- EXERCISE PROMPT -
Show every line from the data below that includes "Faca".

- SUPPLIED MATERIAL -

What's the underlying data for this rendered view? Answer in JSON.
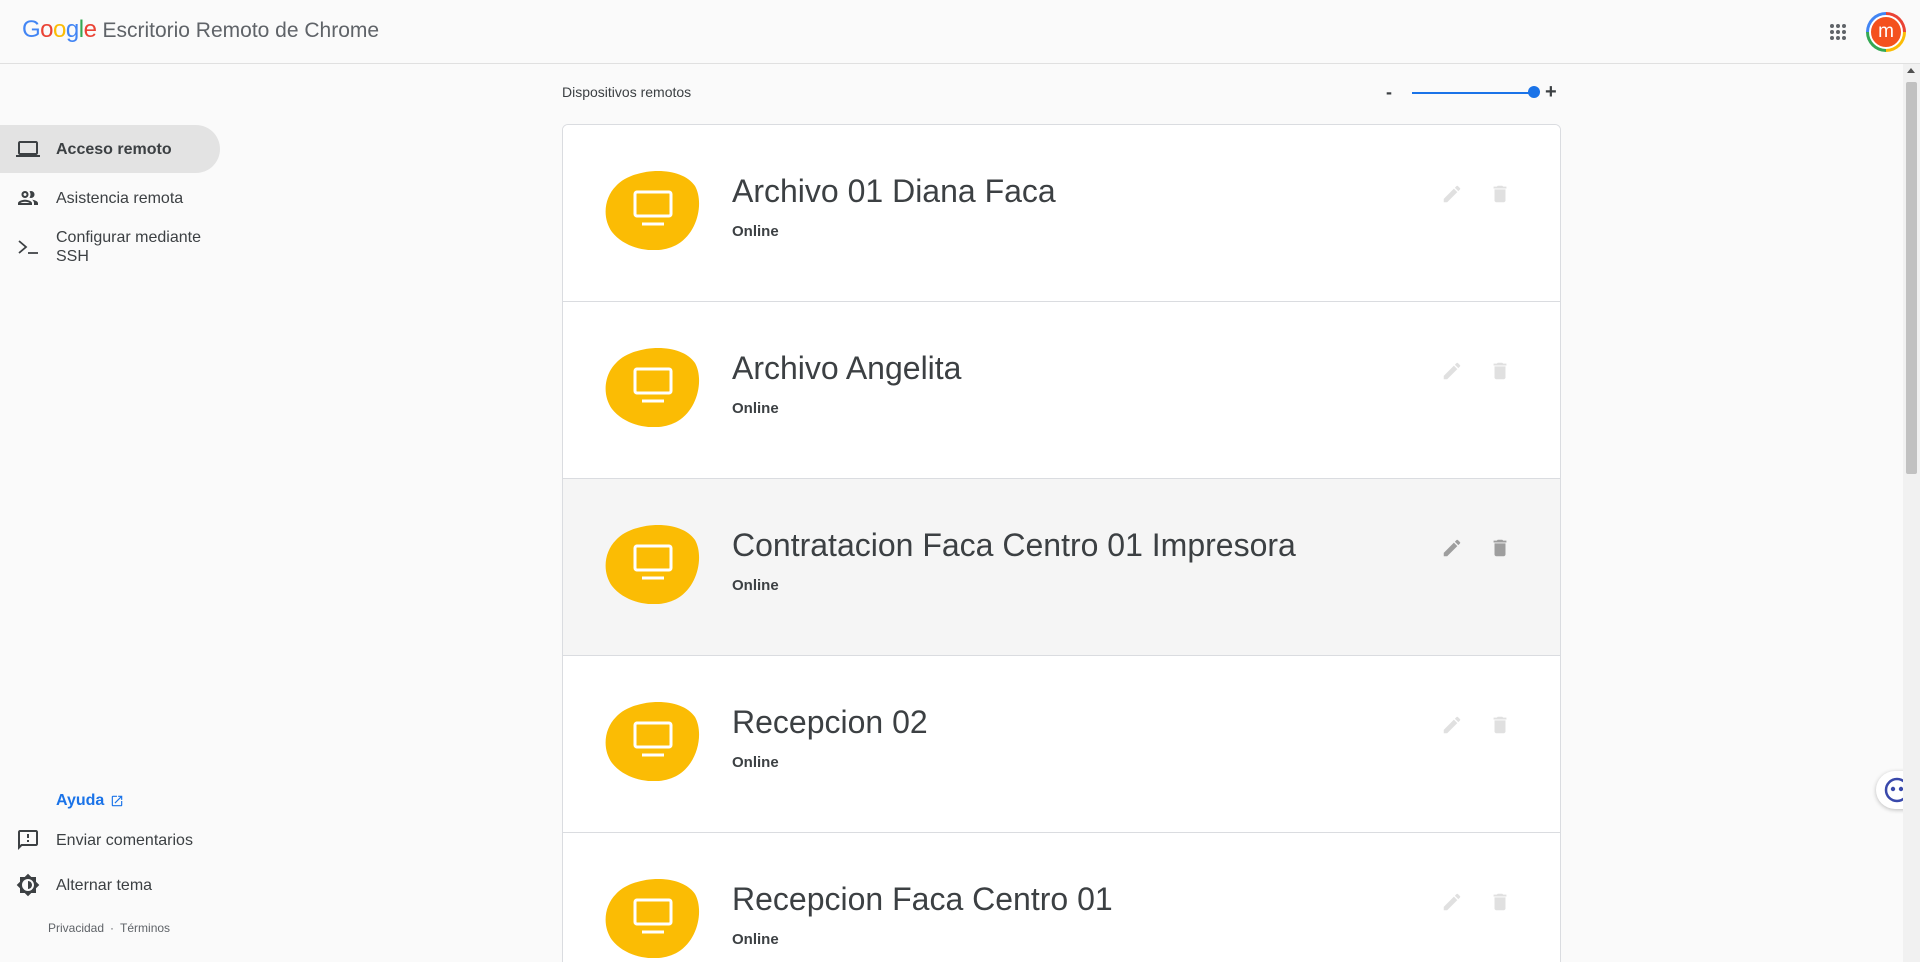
{
  "header": {
    "logo_text": "Google",
    "app_title": "Escritorio Remoto de Chrome",
    "apps_icon": "apps-grid-icon",
    "avatar_letter": "m"
  },
  "sidebar": {
    "items": [
      {
        "label": "Acceso remoto",
        "icon": "laptop-icon",
        "active": true
      },
      {
        "label": "Asistencia remota",
        "icon": "people-icon",
        "active": false
      },
      {
        "label": "Configurar mediante SSH",
        "icon": "terminal-icon",
        "active": false
      }
    ],
    "help_label": "Ayuda",
    "feedback_label": "Enviar comentarios",
    "theme_label": "Alternar tema",
    "privacy_label": "Privacidad",
    "separator": "·",
    "terms_label": "Términos"
  },
  "main": {
    "section_title": "Dispositivos remotos",
    "zoom_minus": "-",
    "zoom_plus": "+",
    "zoom_level": 1.0,
    "devices": [
      {
        "name": "Archivo 01 Diana Faca",
        "status": "Online"
      },
      {
        "name": "Archivo Angelita",
        "status": "Online"
      },
      {
        "name": "Contratacion Faca Centro 01 Impresora",
        "status": "Online"
      },
      {
        "name": "Recepcion 02",
        "status": "Online"
      },
      {
        "name": "Recepcion Faca Centro 01",
        "status": "Online"
      }
    ]
  },
  "colors": {
    "accent": "#1a73e8",
    "device_blob": "#fbbc04",
    "avatar_bg": "#f4511e"
  }
}
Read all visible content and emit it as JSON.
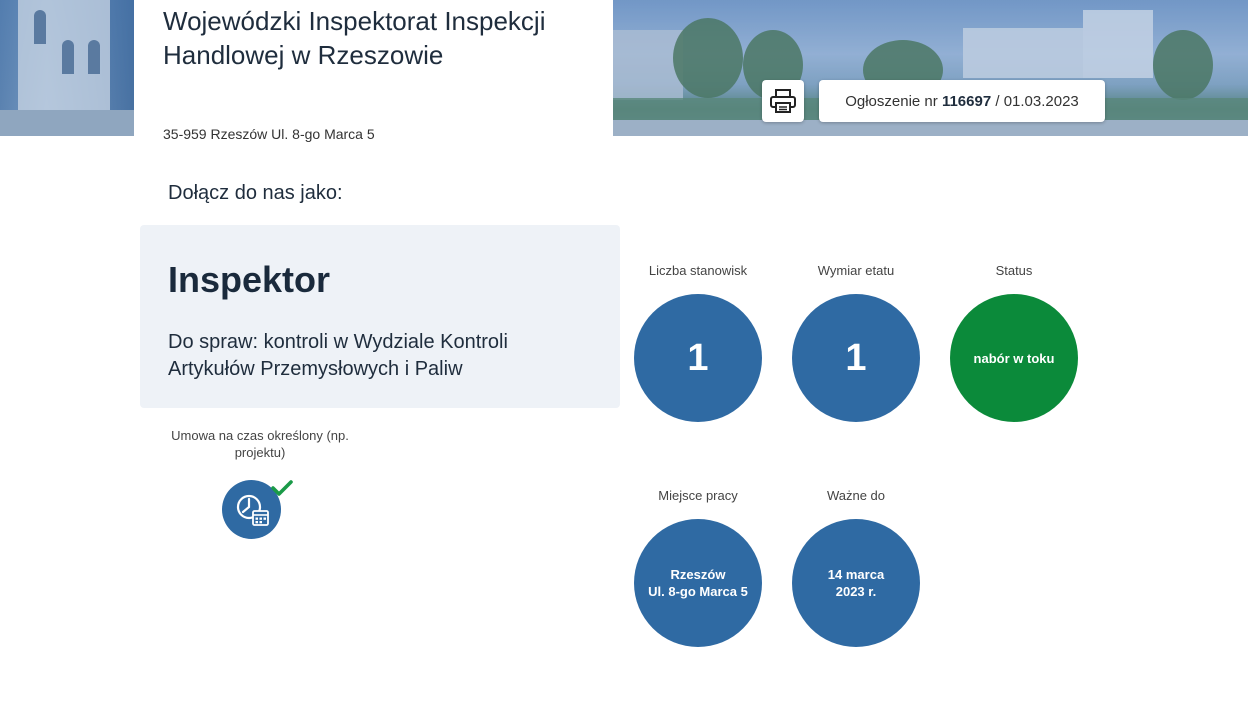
{
  "organization": {
    "name": "Wojewódzki Inspektorat Inspekcji Handlowej w Rzeszowie",
    "address": "35-959 Rzeszów Ul. 8-go Marca 5"
  },
  "announcement": {
    "prefix": "Ogłoszenie nr",
    "number": "116697",
    "separator": "/",
    "date": "01.03.2023"
  },
  "print_icon": "printer-icon",
  "join_label": "Dołącz do nas jako:",
  "job": {
    "title": "Inspektor",
    "description": "Do spraw: kontroli w Wydziale Kontroli Artykułów Przemysłowych i Paliw"
  },
  "contract": {
    "label": "Umowa na czas określony (np. projektu)",
    "icon": "contract-calendar-icon",
    "checked_icon": "checkmark-icon"
  },
  "stats": {
    "positions": {
      "label": "Liczba stanowisk",
      "value": "1"
    },
    "fte": {
      "label": "Wymiar etatu",
      "value": "1"
    },
    "status": {
      "label": "Status",
      "value": "nabór w toku"
    },
    "location": {
      "label": "Miejsce pracy",
      "line1": "Rzeszów",
      "line2": "Ul. 8-go Marca 5"
    },
    "valid_until": {
      "label": "Ważne do",
      "line1": "14 marca",
      "line2": "2023 r."
    }
  },
  "colors": {
    "circle_blue": "#2f6aa3",
    "status_green": "#0b8a3a",
    "card_bg": "#eef2f7",
    "check_green": "#1a9a48"
  }
}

- OUTPUT -
        "name": "Archivo 01 Diana Faca",
        "name": "Contratacion Faca Centro 01 Impresora",
        "name": "Recepcion Faca Centro 01",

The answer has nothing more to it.